# WHAT YOU ARE ASKED TO DO
Return all of the data verbatim, dropping any picture.

[Stored data]
══════════════════════════════

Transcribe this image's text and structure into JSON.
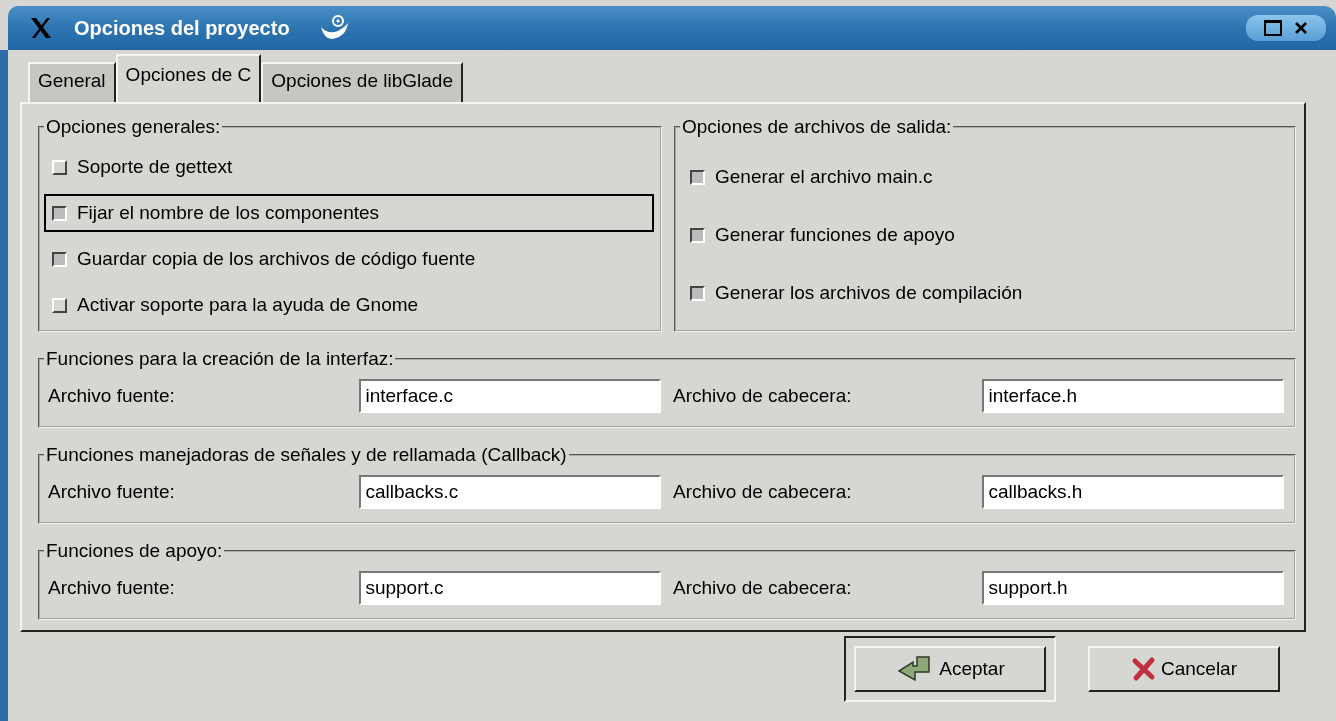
{
  "window": {
    "title": "Opciones del proyecto"
  },
  "tabs": [
    {
      "label": "General",
      "selected": false
    },
    {
      "label": "Opciones de C",
      "selected": true
    },
    {
      "label": "Opciones de libGlade",
      "selected": false
    }
  ],
  "general_options": {
    "title": "Opciones generales:",
    "items": [
      {
        "label": "Soporte de gettext",
        "checked": false,
        "focused": false
      },
      {
        "label": "Fijar el nombre de los componentes",
        "checked": true,
        "focused": true
      },
      {
        "label": "Guardar copia de los archivos de código fuente",
        "checked": true,
        "focused": false
      },
      {
        "label": "Activar soporte para la ayuda de Gnome",
        "checked": false,
        "focused": false
      }
    ]
  },
  "output_options": {
    "title": "Opciones de archivos de salida:",
    "items": [
      {
        "label": "Generar el archivo main.c",
        "checked": true
      },
      {
        "label": "Generar funciones de apoyo",
        "checked": true
      },
      {
        "label": "Generar los archivos de compilación",
        "checked": true
      }
    ]
  },
  "file_groups": [
    {
      "title": "Funciones para la creación de la interfaz:",
      "source_label": "Archivo fuente:",
      "source": "interface.c",
      "header_label": "Archivo de cabecera:",
      "header": "interface.h"
    },
    {
      "title": "Funciones manejadoras de señales y de rellamada (Callback)",
      "source_label": "Archivo fuente:",
      "source": "callbacks.c",
      "header_label": "Archivo de cabecera:",
      "header": "callbacks.h"
    },
    {
      "title": "Funciones de apoyo:",
      "source_label": "Archivo fuente:",
      "source": "support.c",
      "header_label": "Archivo de cabecera:",
      "header": "support.h"
    }
  ],
  "buttons": [
    {
      "label": "Aceptar",
      "kind": "accept",
      "default": true
    },
    {
      "label": "Cancelar",
      "kind": "cancel",
      "default": false
    }
  ]
}
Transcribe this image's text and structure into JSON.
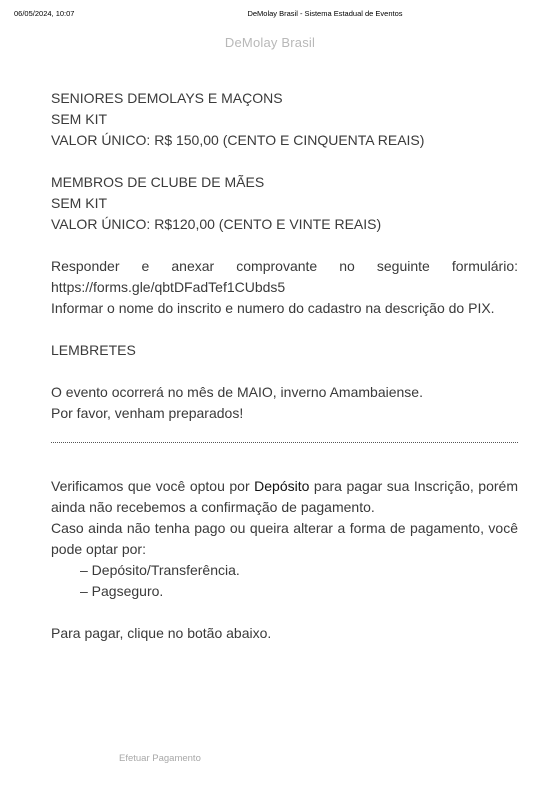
{
  "print_header": {
    "datetime": "06/05/2024, 10:07",
    "title": "DeMolay Brasil - Sistema Estadual de Eventos"
  },
  "site_title": "DeMolay Brasil",
  "pricing": [
    {
      "category": "SENIORES DEMOLAYS E MAÇONS",
      "kit": "SEM KIT",
      "price": "VALOR ÚNICO: R$ 150,00 (CENTO E CINQUENTA REAIS)"
    },
    {
      "category": "MEMBROS DE CLUBE DE MÃES",
      "kit": "SEM KIT",
      "price": "VALOR ÚNICO: R$120,00 (CENTO E VINTE REAIS)"
    }
  ],
  "form_instructions": {
    "line1": "Responder e anexar comprovante no seguinte formulário: https://forms.gle/qbtDFadTef1CUbds5",
    "line2": "Informar o nome do inscrito e numero do cadastro na descrição do PIX."
  },
  "reminders": {
    "heading": "LEMBRETES",
    "line1": "O evento ocorrerá no mês de MAIO, inverno Amambaiense.",
    "line2": "Por favor, venham preparados!"
  },
  "payment_status": {
    "prefix": "Verificamos que você optou por ",
    "method": "Depósito",
    "suffix": " para pagar sua Inscrição, porém ainda não recebemos a confirmação de pagamento."
  },
  "payment_options": {
    "intro": "Caso ainda não tenha pago ou queira alterar a forma de pagamento, você pode optar por:",
    "options": [
      "– Depósito/Transferência.",
      "– Pagseguro."
    ],
    "cta_text": "Para pagar, clique no botão abaixo."
  },
  "pay_button_label": "Efetuar Pagamento"
}
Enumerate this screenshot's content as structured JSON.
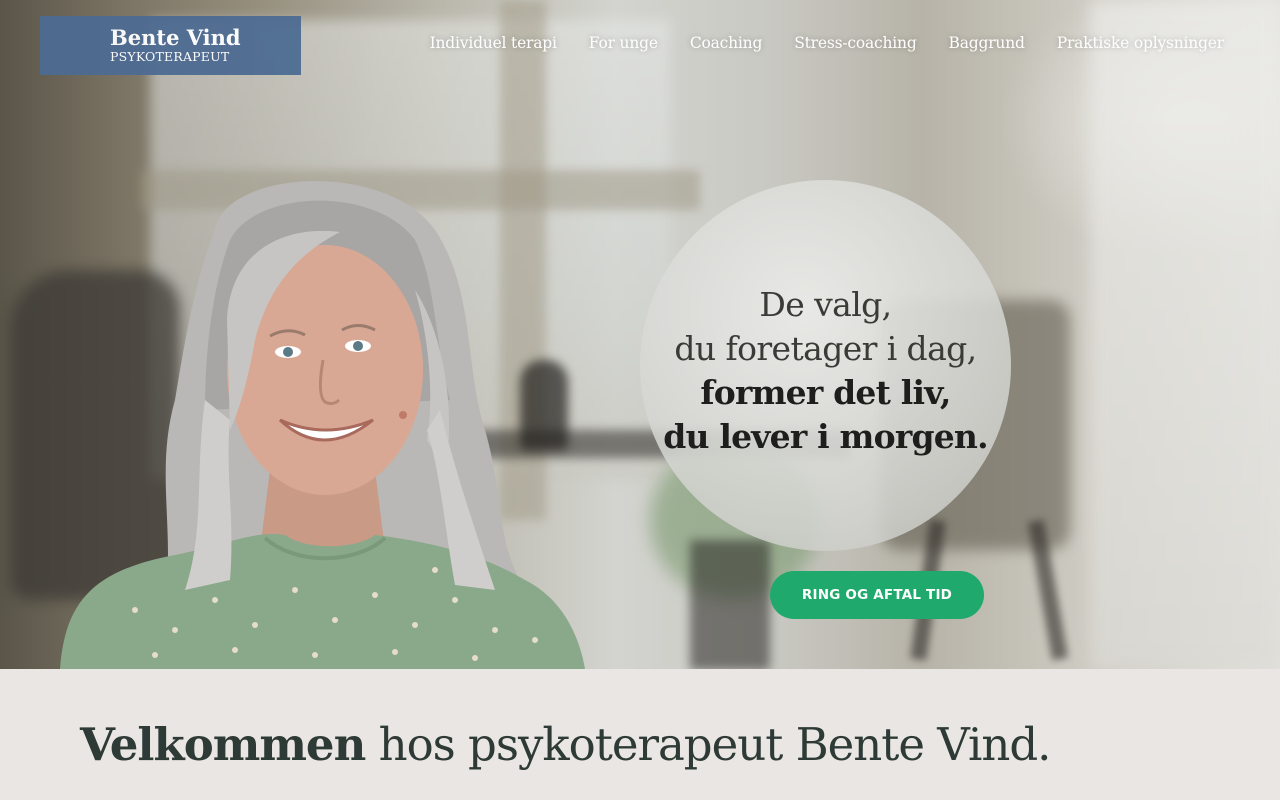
{
  "logo": {
    "name": "Bente Vind",
    "subtitle": "PSYKOTERAPEUT"
  },
  "nav": {
    "items": [
      {
        "label": "Individuel terapi"
      },
      {
        "label": "For unge"
      },
      {
        "label": "Coaching"
      },
      {
        "label": "Stress-coaching"
      },
      {
        "label": "Baggrund"
      },
      {
        "label": "Praktiske oplysninger"
      }
    ]
  },
  "hero": {
    "quote": {
      "line1": "De valg,",
      "line2": "du foretager i dag,",
      "line3": "former det liv,",
      "line4": "du lever i morgen."
    },
    "cta_label": "RING OG AFTAL TID"
  },
  "welcome": {
    "bold": "Velkommen",
    "rest": " hos psykoterapeut Bente Vind."
  },
  "colors": {
    "logo_bg": "#4d6b92",
    "cta_bg": "#1fa96c",
    "page_bg": "#eae6e3",
    "heading": "#2e3a36"
  }
}
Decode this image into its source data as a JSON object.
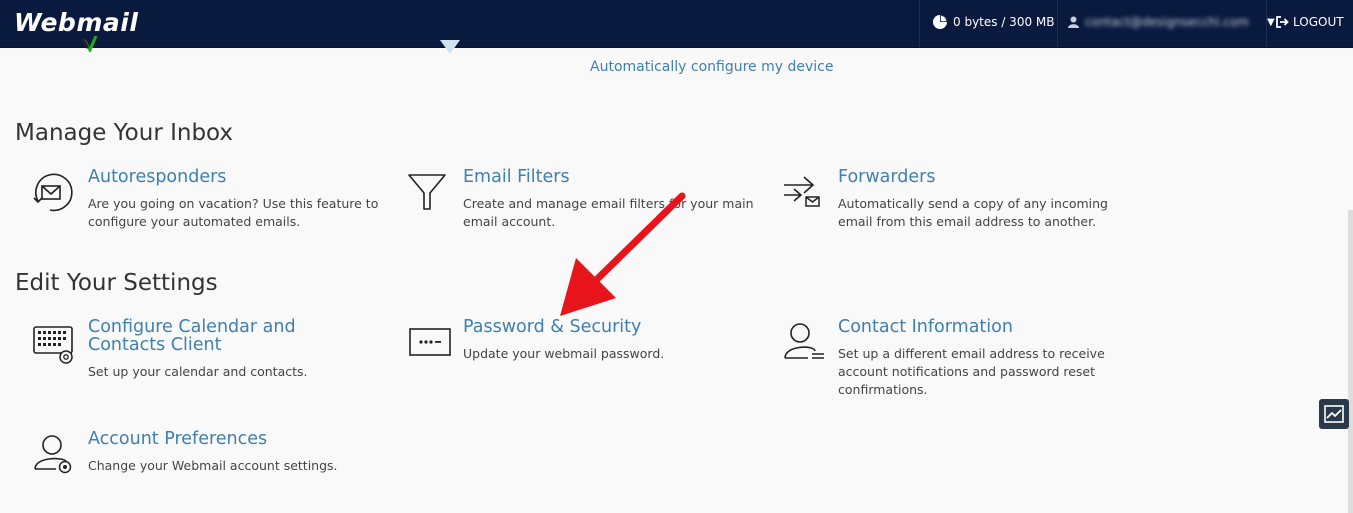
{
  "header": {
    "logo": "Webmail",
    "disk_usage": "0 bytes / 300 MB",
    "user_email": "contact@designsecchi.com",
    "logout": "LOGOUT"
  },
  "top_link": "Automatically configure my device",
  "sections": [
    {
      "title": "Manage Your Inbox",
      "items": [
        {
          "title": "Autoresponders",
          "desc": "Are you going on vacation? Use this feature to configure your automated emails.",
          "icon": "autoresponder-icon"
        },
        {
          "title": "Email Filters",
          "desc": "Create and manage email filters for your main email account.",
          "icon": "filter-icon"
        },
        {
          "title": "Forwarders",
          "desc": "Automatically send a copy of any incoming email from this email address to another.",
          "icon": "forwarder-icon"
        }
      ]
    },
    {
      "title": "Edit Your Settings",
      "items": [
        {
          "title": "Configure Calendar and Contacts Client",
          "desc": "Set up your calendar and contacts.",
          "icon": "calendar-icon"
        },
        {
          "title": "Password & Security",
          "desc": "Update your webmail password.",
          "icon": "password-icon"
        },
        {
          "title": "Contact Information",
          "desc": "Set up a different email address to receive account notifications and password reset confirmations.",
          "icon": "contact-icon"
        },
        {
          "title": "Account Preferences",
          "desc": "Change your Webmail account settings.",
          "icon": "account-preferences-icon"
        }
      ]
    }
  ],
  "colors": {
    "topbar": "#0a1a3f",
    "link": "#3f7fb1",
    "annotation_arrow": "#e8141b"
  }
}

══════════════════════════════

# YOUR SOLUTION
Transcribe this image's text and structure into JSON.
{
  "window": {
    "title": "Opciones del proyecto"
  },
  "tabs": [
    {
      "label": "General",
      "selected": false
    },
    {
      "label": "Opciones de C",
      "selected": true
    },
    {
      "label": "Opciones de libGlade",
      "selected": false
    }
  ],
  "general_options": {
    "title": "Opciones generales:",
    "items": [
      {
        "label": "Soporte de gettext",
        "checked": false,
        "focused": false
      },
      {
        "label": "Fijar el nombre de los componentes",
        "checked": true,
        "focused": true
      },
      {
        "label": "Guardar copia de los archivos de código fuente",
        "checked": true,
        "focused": false
      },
      {
        "label": "Activar soporte para la ayuda de Gnome",
        "checked": false,
        "focused": false
      }
    ]
  },
  "output_options": {
    "title": "Opciones de archivos de salida:",
    "items": [
      {
        "label": "Generar el archivo main.c",
        "checked": true
      },
      {
        "label": "Generar funciones de apoyo",
        "checked": true
      },
      {
        "label": "Generar los archivos de compilación",
        "checked": true
      }
    ]
  },
  "file_groups": [
    {
      "title": "Funciones para la creación de la interfaz:",
      "source_label": "Archivo fuente:",
      "source": "interface.c",
      "header_label": "Archivo de cabecera:",
      "header": "interface.h"
    },
    {
      "title": "Funciones manejadoras de señales y de rellamada (Callback)",
      "source_label": "Archivo fuente:",
      "source": "callbacks.c",
      "header_label": "Archivo de cabecera:",
      "header": "callbacks.h"
    },
    {
      "title": "Funciones de apoyo:",
      "source_label": "Archivo fuente:",
      "source": "support.c",
      "header_label": "Archivo de cabecera:",
      "header": "support.h"
    }
  ],
  "buttons": [
    {
      "label": "Aceptar",
      "kind": "accept",
      "default": true
    },
    {
      "label": "Cancelar",
      "kind": "cancel",
      "default": false
    }
  ]
}
Transcribe this image's text and structure into JSON.
{
  "print_header": {
    "datetime": "06/05/2024, 10:07",
    "title": "DeMolay Brasil - Sistema Estadual de Eventos"
  },
  "site_title": "DeMolay Brasil",
  "pricing": [
    {
      "category": "SENIORES DEMOLAYS E MAÇONS",
      "kit": "SEM KIT",
      "price": "VALOR ÚNICO: R$ 150,00 (CENTO E CINQUENTA REAIS)"
    },
    {
      "category": "MEMBROS DE CLUBE DE MÃES",
      "kit": "SEM KIT",
      "price": "VALOR ÚNICO: R$120,00 (CENTO E VINTE REAIS)"
    }
  ],
  "form_instructions": {
    "line1": "Responder e anexar comprovante no seguinte formulário: https://forms.gle/qbtDFadTef1CUbds5",
    "line2": "Informar o nome do inscrito e numero do cadastro na descrição do PIX."
  },
  "reminders": {
    "heading": "LEMBRETES",
    "line1": "O evento ocorrerá no mês de MAIO, inverno Amambaiense.",
    "line2": "Por favor, venham preparados!"
  },
  "payment_status": {
    "prefix": "Verificamos que você optou por ",
    "method": "Depósito",
    "suffix": " para pagar sua Inscrição, porém ainda não recebemos a confirmação de pagamento."
  },
  "payment_options": {
    "intro": "Caso ainda não tenha pago ou queira alterar a forma de pagamento, você pode optar por:",
    "options": [
      "– Depósito/Transferência.",
      "– Pagseguro."
    ],
    "cta_text": "Para pagar, clique no botão abaixo."
  },
  "pay_button_label": "Efetuar Pagamento"
}
Enumerate this screenshot's content as structured JSON.
{
  "logo": {
    "name": "Bente Vind",
    "subtitle": "PSYKOTERAPEUT"
  },
  "nav": {
    "items": [
      {
        "label": "Individuel terapi"
      },
      {
        "label": "For unge"
      },
      {
        "label": "Coaching"
      },
      {
        "label": "Stress-coaching"
      },
      {
        "label": "Baggrund"
      },
      {
        "label": "Praktiske oplysninger"
      }
    ]
  },
  "hero": {
    "quote": {
      "line1": "De valg,",
      "line2": "du foretager i dag,",
      "line3": "former det liv,",
      "line4": "du lever i morgen."
    },
    "cta_label": "RING OG AFTAL TID"
  },
  "welcome": {
    "bold": "Velkommen",
    "rest": " hos psykoterapeut Bente Vind."
  },
  "colors": {
    "logo_bg": "#4d6b92",
    "cta_bg": "#1fa96c",
    "page_bg": "#eae6e3",
    "heading": "#2e3a36"
  }
}
Decode this image into its source data as a JSON object.
{
  "header": {
    "logo": "Webmail",
    "disk_usage": "0 bytes / 300 MB",
    "user_email": "contact@designsecchi.com",
    "logout": "LOGOUT"
  },
  "top_link": "Automatically configure my device",
  "sections": [
    {
      "title": "Manage Your Inbox",
      "items": [
        {
          "title": "Autoresponders",
          "desc": "Are you going on vacation? Use this feature to configure your automated emails.",
          "icon": "autoresponder-icon"
        },
        {
          "title": "Email Filters",
          "desc": "Create and manage email filters for your main email account.",
          "icon": "filter-icon"
        },
        {
          "title": "Forwarders",
          "desc": "Automatically send a copy of any incoming email from this email address to another.",
          "icon": "forwarder-icon"
        }
      ]
    },
    {
      "title": "Edit Your Settings",
      "items": [
        {
          "title": "Configure Calendar and Contacts Client",
          "desc": "Set up your calendar and contacts.",
          "icon": "calendar-icon"
        },
        {
          "title": "Password & Security",
          "desc": "Update your webmail password.",
          "icon": "password-icon"
        },
        {
          "title": "Contact Information",
          "desc": "Set up a different email address to receive account notifications and password reset confirmations.",
          "icon": "contact-icon"
        },
        {
          "title": "Account Preferences",
          "desc": "Change your Webmail account settings.",
          "icon": "account-preferences-icon"
        }
      ]
    }
  ],
  "colors": {
    "topbar": "#0a1a3f",
    "link": "#3f7fb1",
    "annotation_arrow": "#e8141b"
  }
}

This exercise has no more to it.